The rise of solar energy has brought a paradox along with it. Large tracts of land in rural areas are needed to develop solar farms – yet that comes at the expense of arable land available for growing food. This tradeoff can be avoided using agrivoltaics (Agri PV), a simple yet innovative solution.

Agrivoltaics combine energy and food production on a single plot of land.  This means that arable land is used efficiently, and the competition between solar developers and farmers is minimised. At Astydama, we believe that synergies between farmers, developers, investors, and energy communities that promote resilient and efficient land development practices, is important. This is particularly relevant for Greece, where the solar market and agricultural sector are growing steadily while arable land availability is limited. Agrivoltaics are also an opportunity for Greece’s rural communities (where a focus on traditional farming has prevailed) to prosper and play a role in climate resilience.

Indoor shrubs and plants growing in an agrivoltaic farm

When it comes to agrivoltaic farm design, there are various ways that can maximise land use efficiency, while still increasing crop and energy yields. Typically, rows of elevated solar PV panels are combined with rows of crops that sit underneath them on the same plot of land. An alternative design is to lay out PV panels and plant crops or fruit trees in between.
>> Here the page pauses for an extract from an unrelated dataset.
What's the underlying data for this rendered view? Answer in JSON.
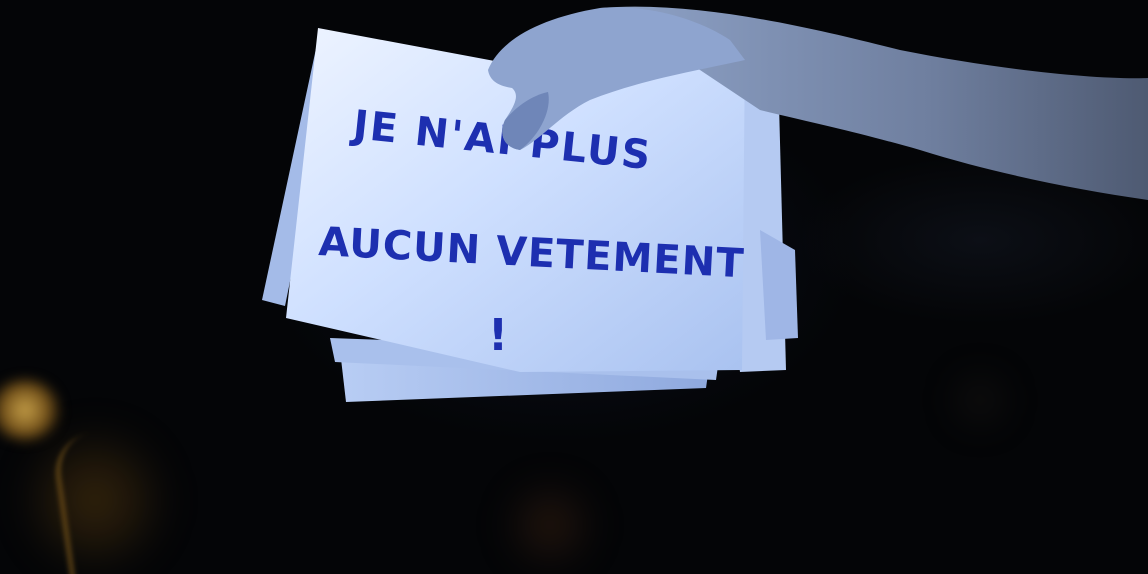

Crops that thrive in semi-shaded conditions are pollinator crops, small fruit trees, shrubs or vegetables.

In an agrivoltaic system, there are mutual benefits to both energy and crop productions. The selected crops are protected by the PV panels from extreme weather conditions, such as extreme heat and sun in summer, or storms and icy conditions in winter. At the same time, the PV panels benefit from the crops beneath them as the moisture produced by the crops reduces temperatures on the panels and in turn, increases their performance. Growing a variety of crops in an agrivoltaic system can create a biodiverse ecosystem and attract necessary pollinators as well.

A farmer driving through an agrivoltaics farm

Agrivoltaics have economic perks too. By combining two revenue streams on the same plot of land both farmers and developers not only reap the benefits, but a portion of the energy produced can also be used by the farmers to cover their agricultural needs. The rest of the energy can be sold at a fixed rate as part of a long-term contract with the Greek Public Power Corporation.

Get in touch with us to discuss agrivoltaics opportunities in Greece, we’d love to hear from you.